Bottom Line: An analysis of the variability of these results indicated that several hundred participants are needed until the results stabilize.Conclusions.On a methodological level, our results show that large-scale studies are need to reliably identify predictors of health care utilization.

View Article: PubMed Central - HTML - PubMed

Affiliation: Faculty of Business Management and Social Sciences, University of Applied Sciences Osnabrück , Osnabrück , Germany ; German Paediatric Pain Centre, Children's Hospital Datteln , Germany.

ABSTRACT
Background. Recurrent pain is a common experience in childhood, but only few children with recurrent pain attend a physician. Previous studies yielded conflicting findings with regard to predictors of health care utilization in children with recurrent pain. Methods. The present study analyzes data from the German Health Interview and Examination Survey for Children and Adolescents (KiGGS) study comprising n = 2,149 children (3-10 years old) with recurrent pain to find robust predictors. We used multiple logistic regressions to investigate age, gender, socio-economic status (SES), migration background, pain intensity, pain frequency, pain-related disability, mental health problems, and health-related quality of life (HRQL) as predictors for visiting a doctor due to pain. Results. Overall, young girls with high pain-related disability, intensity, frequency, and migration background were more likely to attend a physician. Pain-related disability had the largest impact.
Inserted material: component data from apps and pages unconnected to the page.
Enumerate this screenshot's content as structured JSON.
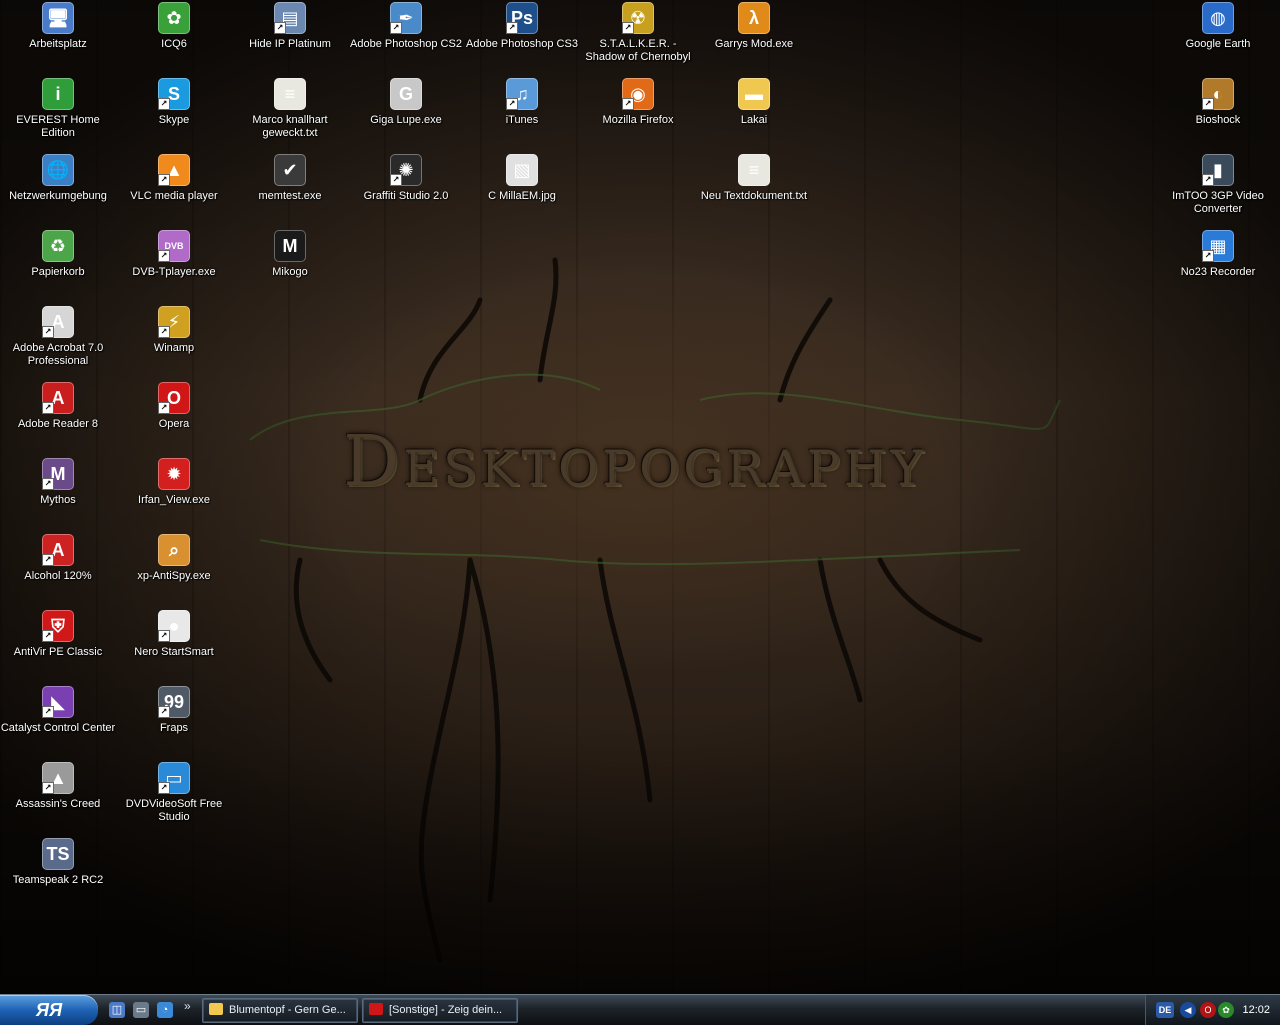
{
  "wallpaper": {
    "title": "Desktopography"
  },
  "desktop_icons": [
    {
      "label": "Arbeitsplatz",
      "icon": "computer-icon",
      "glyph": "🖥",
      "color": "#4a7bc8",
      "shortcut": false
    },
    {
      "label": "EVEREST Home Edition",
      "icon": "everest-icon",
      "glyph": "i",
      "color": "#2f9e3a",
      "shortcut": false
    },
    {
      "label": "Netzwerkumgebung",
      "icon": "network-icon",
      "glyph": "🌐",
      "color": "#3d7fc4",
      "shortcut": false
    },
    {
      "label": "Papierkorb",
      "icon": "recycle-bin-icon",
      "glyph": "♻",
      "color": "#4da54a",
      "shortcut": false
    },
    {
      "label": "Adobe Acrobat 7.0 Professional",
      "icon": "acrobat-icon",
      "glyph": "A",
      "color": "#d6d6d6",
      "shortcut": true
    },
    {
      "label": "Adobe Reader 8",
      "icon": "adobe-reader-icon",
      "glyph": "A",
      "color": "#c81e1e",
      "shortcut": true
    },
    {
      "label": "Mythos",
      "icon": "mythos-icon",
      "glyph": "M",
      "color": "#6b4a8a",
      "shortcut": true
    },
    {
      "label": "Alcohol 120%",
      "icon": "alcohol-icon",
      "glyph": "A",
      "color": "#cc2222",
      "shortcut": true
    },
    {
      "label": "AntiVir PE Classic",
      "icon": "antivir-icon",
      "glyph": "⛨",
      "color": "#d01818",
      "shortcut": true
    },
    {
      "label": "Catalyst Control Center",
      "icon": "catalyst-icon",
      "glyph": "◣",
      "color": "#7a3fb0",
      "shortcut": true
    },
    {
      "label": "Assassin's Creed",
      "icon": "assassins-creed-icon",
      "glyph": "▲",
      "color": "#9a9a9a",
      "shortcut": true
    },
    {
      "label": "Teamspeak 2 RC2",
      "icon": "teamspeak-icon",
      "glyph": "TS",
      "color": "#5a6a8a",
      "shortcut": false
    },
    {
      "label": "ICQ6",
      "icon": "icq-icon",
      "glyph": "✿",
      "color": "#3aa03a",
      "shortcut": false
    },
    {
      "label": "Skype",
      "icon": "skype-icon",
      "glyph": "S",
      "color": "#1a9be0",
      "shortcut": true
    },
    {
      "label": "VLC media player",
      "icon": "vlc-icon",
      "glyph": "▲",
      "color": "#f08a1c",
      "shortcut": true
    },
    {
      "label": "DVB-Tplayer.exe",
      "icon": "dvb-player-icon",
      "glyph": "DVB",
      "color": "#b06ac8",
      "shortcut": true
    },
    {
      "label": "Winamp",
      "icon": "winamp-icon",
      "glyph": "⚡",
      "color": "#d0a020",
      "shortcut": true
    },
    {
      "label": "Opera",
      "icon": "opera-icon",
      "glyph": "O",
      "color": "#d01616",
      "shortcut": true
    },
    {
      "label": "Irfan_View.exe",
      "icon": "irfanview-icon",
      "glyph": "✹",
      "color": "#d41f1f",
      "shortcut": false
    },
    {
      "label": "xp-AntiSpy.exe",
      "icon": "xp-antispy-icon",
      "glyph": "⌕",
      "color": "#d89030",
      "shortcut": false
    },
    {
      "label": "Nero StartSmart",
      "icon": "nero-icon",
      "glyph": "●",
      "color": "#e8e8e8",
      "shortcut": true
    },
    {
      "label": "Fraps",
      "icon": "fraps-icon",
      "glyph": "99",
      "color": "#505a66",
      "shortcut": true
    },
    {
      "label": "DVDVideoSoft Free Studio",
      "icon": "dvdvideosoft-icon",
      "glyph": "▭",
      "color": "#2a8ad8",
      "shortcut": true
    },
    {
      "label": "Hide IP Platinum",
      "icon": "hide-ip-icon",
      "glyph": "▤",
      "color": "#6a88b0",
      "shortcut": true
    },
    {
      "label": "Marco knallhart geweckt.txt",
      "icon": "text-file-icon",
      "glyph": "≡",
      "color": "#e8e8e0",
      "shortcut": false
    },
    {
      "label": "memtest.exe",
      "icon": "memtest-icon",
      "glyph": "✔",
      "color": "#3a3a3a",
      "shortcut": false
    },
    {
      "label": "Mikogo",
      "icon": "mikogo-icon",
      "glyph": "M",
      "color": "#1a1a1a",
      "shortcut": false
    },
    {
      "label": "Adobe Photoshop CS2",
      "icon": "photoshop-cs2-icon",
      "glyph": "✒",
      "color": "#4a8ac8",
      "shortcut": true
    },
    {
      "label": "Giga Lupe.exe",
      "icon": "giga-lupe-icon",
      "glyph": "G",
      "color": "#c8c8c8",
      "shortcut": false
    },
    {
      "label": "Graffiti Studio 2.0",
      "icon": "graffiti-studio-icon",
      "glyph": "✺",
      "color": "#2a2a2a",
      "shortcut": true
    },
    {
      "label": "Adobe Photoshop CS3",
      "icon": "photoshop-cs3-icon",
      "glyph": "Ps",
      "color": "#1e4f8a",
      "shortcut": true
    },
    {
      "label": "iTunes",
      "icon": "itunes-icon",
      "glyph": "♫",
      "color": "#5a9ad8",
      "shortcut": true
    },
    {
      "label": "C MillaEM.jpg",
      "icon": "image-file-icon",
      "glyph": "▧",
      "color": "#e0e0e0",
      "shortcut": false
    },
    {
      "label": "S.T.A.L.K.E.R. - Shadow of Chernobyl",
      "icon": "stalker-icon",
      "glyph": "☢",
      "color": "#c8a020",
      "shortcut": true
    },
    {
      "label": "Mozilla Firefox",
      "icon": "firefox-icon",
      "glyph": "◉",
      "color": "#e06a18",
      "shortcut": true
    },
    {
      "label": "Garrys Mod.exe",
      "icon": "garrys-mod-icon",
      "glyph": "λ",
      "color": "#e08a1a",
      "shortcut": false
    },
    {
      "label": "Lakai",
      "icon": "folder-icon",
      "glyph": "▬",
      "color": "#f0c850",
      "shortcut": false
    },
    {
      "label": "Neu Textdokument.txt",
      "icon": "text-file-icon",
      "glyph": "≡",
      "color": "#e8e8e0",
      "shortcut": false
    },
    {
      "label": "Google Earth",
      "icon": "google-earth-icon",
      "glyph": "◍",
      "color": "#2a6ac8",
      "shortcut": false
    },
    {
      "label": "Bioshock",
      "icon": "bioshock-icon",
      "glyph": "◐",
      "color": "#b07a2a",
      "shortcut": true
    },
    {
      "label": "ImTOO 3GP Video Converter",
      "icon": "imtoo-icon",
      "glyph": "▮",
      "color": "#3a4a5a",
      "shortcut": true
    },
    {
      "label": "No23 Recorder",
      "icon": "no23-recorder-icon",
      "glyph": "▦",
      "color": "#2a7ad8",
      "shortcut": true
    }
  ],
  "taskbar": {
    "start_label": "ЯЯ",
    "quick_launch": [
      {
        "icon": "show-desktop-icon",
        "glyph": "◫",
        "color": "#4a7ac8"
      },
      {
        "icon": "window-icon",
        "glyph": "▭",
        "color": "#6a7a8a"
      },
      {
        "icon": "media-icon",
        "glyph": "◔",
        "color": "#3a8ad8"
      }
    ],
    "overflow_label": "»",
    "tasks": [
      {
        "label": "Blumentopf - Gern Ge...",
        "icon": "folder-icon",
        "color": "#f0c850"
      },
      {
        "label": "[Sonstige] - Zeig dein...",
        "icon": "opera-icon",
        "color": "#d01616"
      }
    ],
    "tray": {
      "language": "DE",
      "clock": "12:02"
    }
  }
}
Socioeconomic status, health-related quality of life and mental health problems were not systematically related to health care utilization. An analysis of the variability of these results indicated that several hundred participants are needed until the results stabilize. Conclusions. Our findings highlight the importance of pain-related disability and frequency in assessing the severity of recurrent pain. Generic predictors and demographic variables are of lesser relevance to children with recurrent pain. On a methodological level, our results show that large-scale studies are need to reliably identify predictors of health care utilization.

No MeSH data available.


Related in: MedlinePlus